In a few short words, Dishonored plays like a combination of Thief and Hitman with a bit more freedom than the latter and a bit more action than the first. And while the story is functional, it is also strangely partitioned as the game ends abruptly and on a very flat note. It is also quite short for such a game, even on my first playtrough I barely clocked in the 12h-mark and scouring the web has only made me more aware of the little differences in the game a different playstyle would make. So while one will enjoy the game to a point, it is also an experience that will just as suddenly end, just to leave you craving for more adventures with Corvo.

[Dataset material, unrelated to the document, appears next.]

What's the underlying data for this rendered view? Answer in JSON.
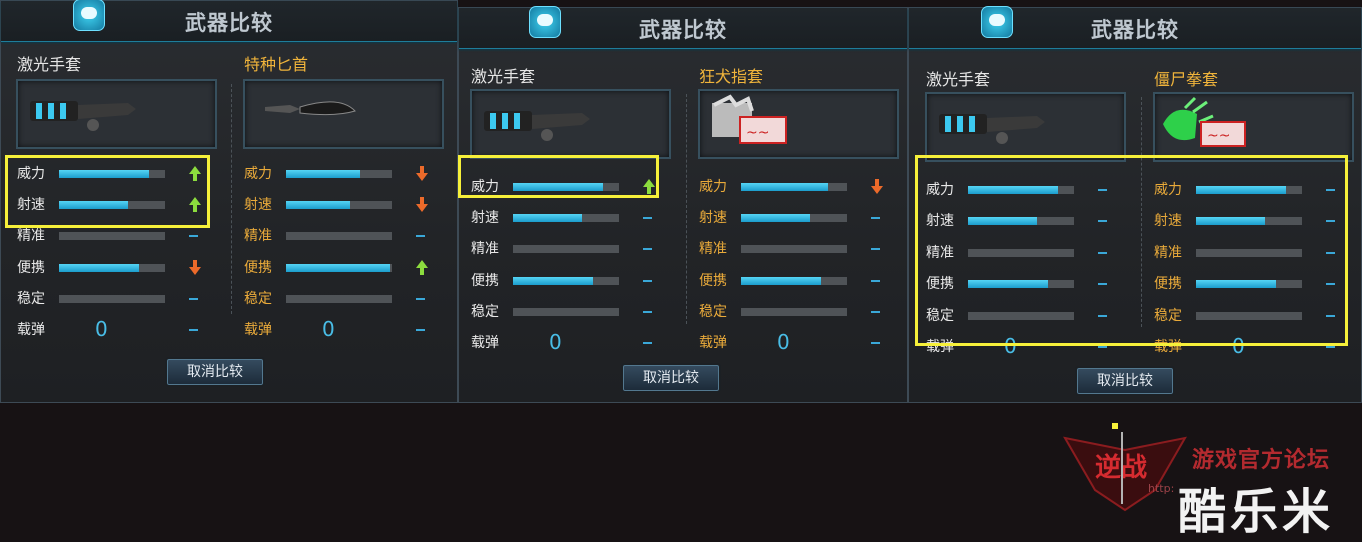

On a positive note, the games narrative, while as hacked up as it may seem at times, the characterization falls flat several times, comes truly alive in the enviroments and the fact, that much of the game world and background is only hinted at in maps and stories, notes and dialogue overheard on the in game streets. I like that. It makes listening in such a satisfying thing to experience.

The game ruins flawlessly on my medium-range computer and I expect that a few tweaks of the Unreal engine .inis should make it just as well running on most current gen and older machines as well, so it is an experiences that most people should be able to enjoy. On that note, the game looks good and is remarkably well crafted in the experience of a 18th-century industrial town, all with the grime and stink, the plague victims and the barred up shops, the half destroyed buildings and the looters wandering around.

All things considered, I would say Thumbs Up for Dishonored.